(PROVIDED ENTRIES)

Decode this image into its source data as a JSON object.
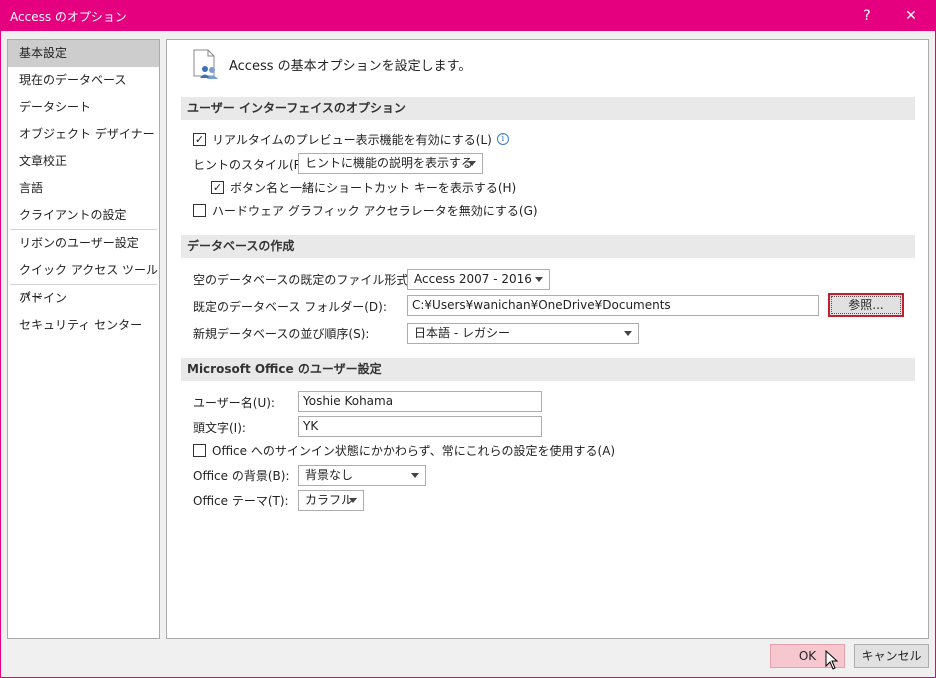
{
  "window": {
    "title": "Access のオプション",
    "help": "?",
    "close": "✕"
  },
  "sidebar": {
    "items": [
      {
        "label": "基本設定",
        "active": true
      },
      {
        "label": "現在のデータベース"
      },
      {
        "label": "データシート"
      },
      {
        "label": "オブジェクト デザイナー"
      },
      {
        "label": "文章校正"
      },
      {
        "label": "言語"
      },
      {
        "label": "クライアントの設定"
      },
      {
        "label": "リボンのユーザー設定"
      },
      {
        "label": "クイック アクセス ツール バー"
      },
      {
        "label": "アドイン"
      },
      {
        "label": "セキュリティ センター"
      }
    ]
  },
  "main": {
    "header": "Access の基本オプションを設定します。",
    "sections": {
      "ui": "ユーザー インターフェイスのオプション",
      "db": "データベースの作成",
      "office": "Microsoft Office のユーザー設定"
    },
    "ui": {
      "realtime_preview": {
        "label": "リアルタイムのプレビュー表示機能を有効にする(L)",
        "checked": true
      },
      "tooltip_style_label": "ヒントのスタイル(R):",
      "tooltip_style_value": "ヒントに機能の説明を表示する",
      "shortcut_keys": {
        "label": "ボタン名と一緒にショートカット キーを表示する(H)",
        "checked": true
      },
      "disable_hw_accel": {
        "label": "ハードウェア グラフィック アクセラレータを無効にする(G)",
        "checked": false
      }
    },
    "db": {
      "format_label": "空のデータベースの既定のファイル形式(F):",
      "format_value": "Access 2007 - 2016",
      "folder_label": "既定のデータベース フォルダー(D):",
      "folder_value": "C:¥Users¥wanichan¥OneDrive¥Documents",
      "browse_label": "参照...",
      "sort_label": "新規データベースの並び順序(S):",
      "sort_value": "日本語 - レガシー"
    },
    "office": {
      "username_label": "ユーザー名(U):",
      "username_value": "Yoshie Kohama",
      "initials_label": "頭文字(I):",
      "initials_value": "YK",
      "always_use": {
        "label": "Office へのサインイン状態にかかわらず、常にこれらの設定を使用する(A)",
        "checked": false
      },
      "background_label": "Office の背景(B):",
      "background_value": "背景なし",
      "theme_label": "Office テーマ(T):",
      "theme_value": "カラフル"
    }
  },
  "footer": {
    "ok": "OK",
    "cancel": "キャンセル"
  },
  "colors": {
    "titlebar": "#e4007f",
    "ok_button": "#f7c7cf",
    "browse_border": "#c3202f"
  }
}
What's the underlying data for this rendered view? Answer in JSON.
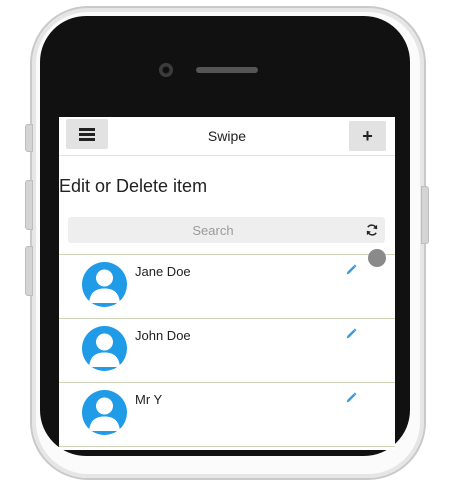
{
  "header": {
    "title": "Swipe",
    "add_label": "+"
  },
  "page": {
    "heading": "Edit or Delete item"
  },
  "search": {
    "placeholder": "Search"
  },
  "list": {
    "items": [
      {
        "name": "Jane Doe"
      },
      {
        "name": "John Doe"
      },
      {
        "name": "Mr Y"
      }
    ]
  },
  "icons": {
    "menu": "hamburger-icon",
    "add": "plus-icon",
    "refresh": "refresh-icon",
    "edit": "pencil-icon",
    "avatar": "user-silhouette-icon"
  },
  "colors": {
    "accent": "#1f9be8",
    "button_bg": "#e2e2e2",
    "divider": "#cfd3b8"
  }
}
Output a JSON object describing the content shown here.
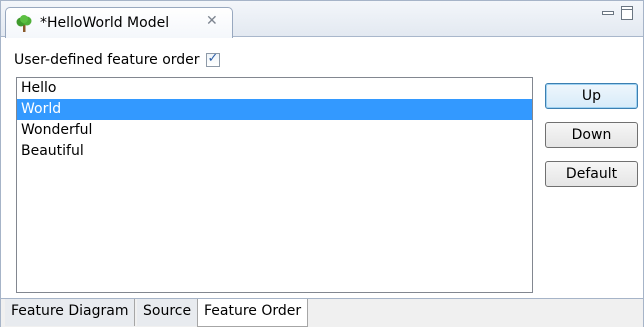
{
  "editor_tab": {
    "title": "*HelloWorld Model",
    "icon": "tree-icon",
    "close_icon": "close-icon"
  },
  "window_controls": [
    "minimize-icon",
    "maximize-icon"
  ],
  "feature_order": {
    "checkbox_label": "User-defined feature order",
    "checkbox_checked": true
  },
  "features": [
    {
      "label": "Hello",
      "selected": false
    },
    {
      "label": "World",
      "selected": true
    },
    {
      "label": "Wonderful",
      "selected": false
    },
    {
      "label": "Beautiful",
      "selected": false
    }
  ],
  "buttons": {
    "up": "Up",
    "down": "Down",
    "default": "Default"
  },
  "bottom_tabs": [
    {
      "label": "Feature Diagram",
      "active": false
    },
    {
      "label": "Source",
      "active": false
    },
    {
      "label": "Feature Order",
      "active": true
    }
  ],
  "colors": {
    "selection": "#3399ff",
    "tree_green": "#3f9a2c",
    "tree_trunk": "#8a5a2b"
  }
}
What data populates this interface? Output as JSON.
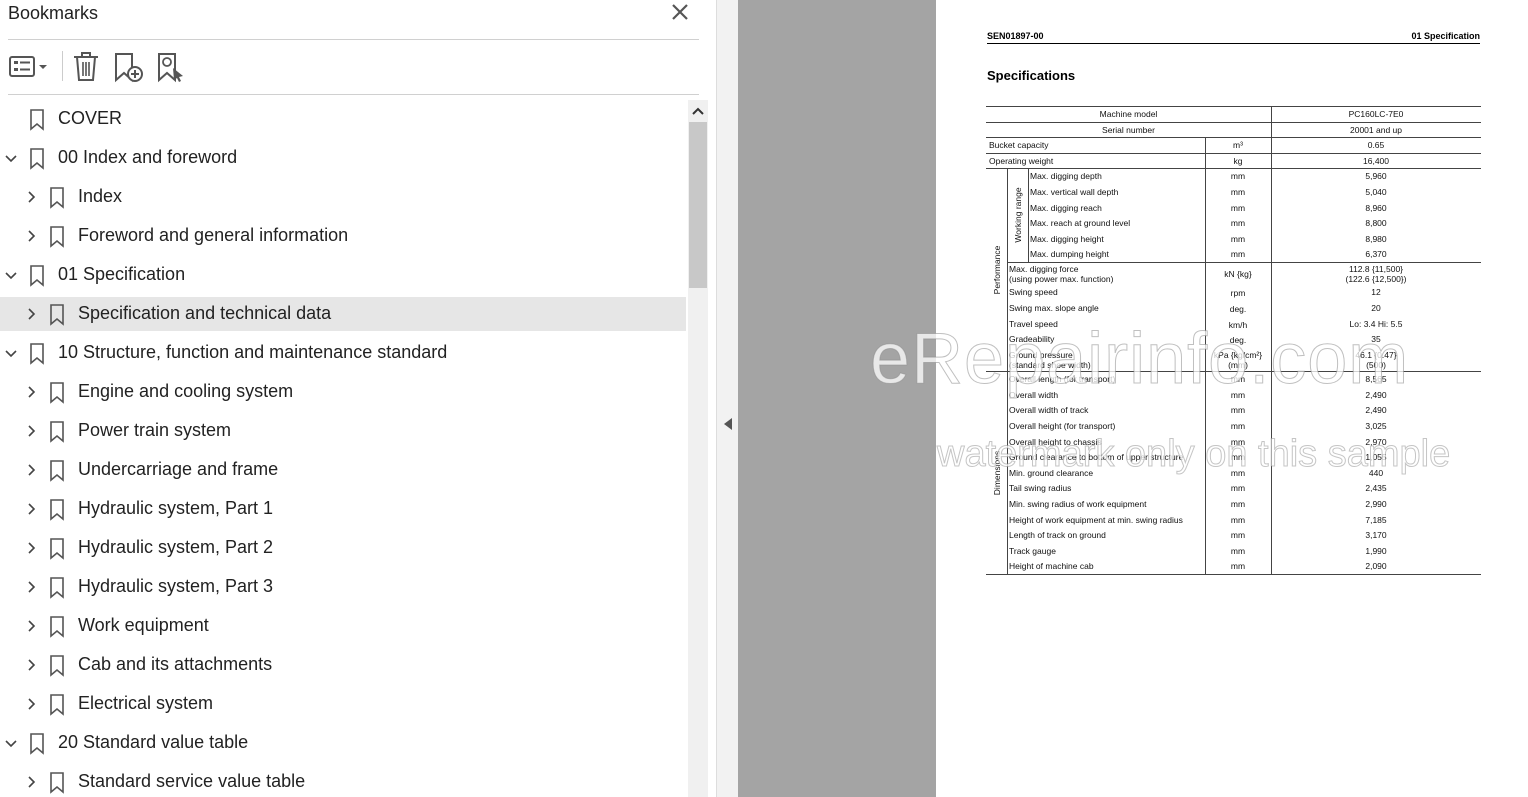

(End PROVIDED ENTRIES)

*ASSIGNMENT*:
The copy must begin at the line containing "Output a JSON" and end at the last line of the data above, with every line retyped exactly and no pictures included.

*OUTPUT FOR THIS EXERCISE*:
Output a JSON object describing the content shown here.
{
  "editor_tab": {
    "title": "*HelloWorld Model",
    "icon": "tree-icon",
    "close_icon": "close-icon"
  },
  "window_controls": [
    "minimize-icon",
    "maximize-icon"
  ],
  "feature_order": {
    "checkbox_label": "User-defined feature order",
    "checkbox_checked": true
  },
  "features": [
    {
      "label": "Hello",
      "selected": false
    },
    {
      "label": "World",
      "selected": true
    },
    {
      "label": "Wonderful",
      "selected": false
    },
    {
      "label": "Beautiful",
      "selected": false
    }
  ],
  "buttons": {
    "up": "Up",
    "down": "Down",
    "default": "Default"
  },
  "bottom_tabs": [
    {
      "label": "Feature Diagram",
      "active": false
    },
    {
      "label": "Source",
      "active": false
    },
    {
      "label": "Feature Order",
      "active": true
    }
  ],
  "colors": {
    "selection": "#3399ff",
    "tree_green": "#3f9a2c",
    "tree_trunk": "#8a5a2b"
  }
}
What data populates this interface? Output as JSON.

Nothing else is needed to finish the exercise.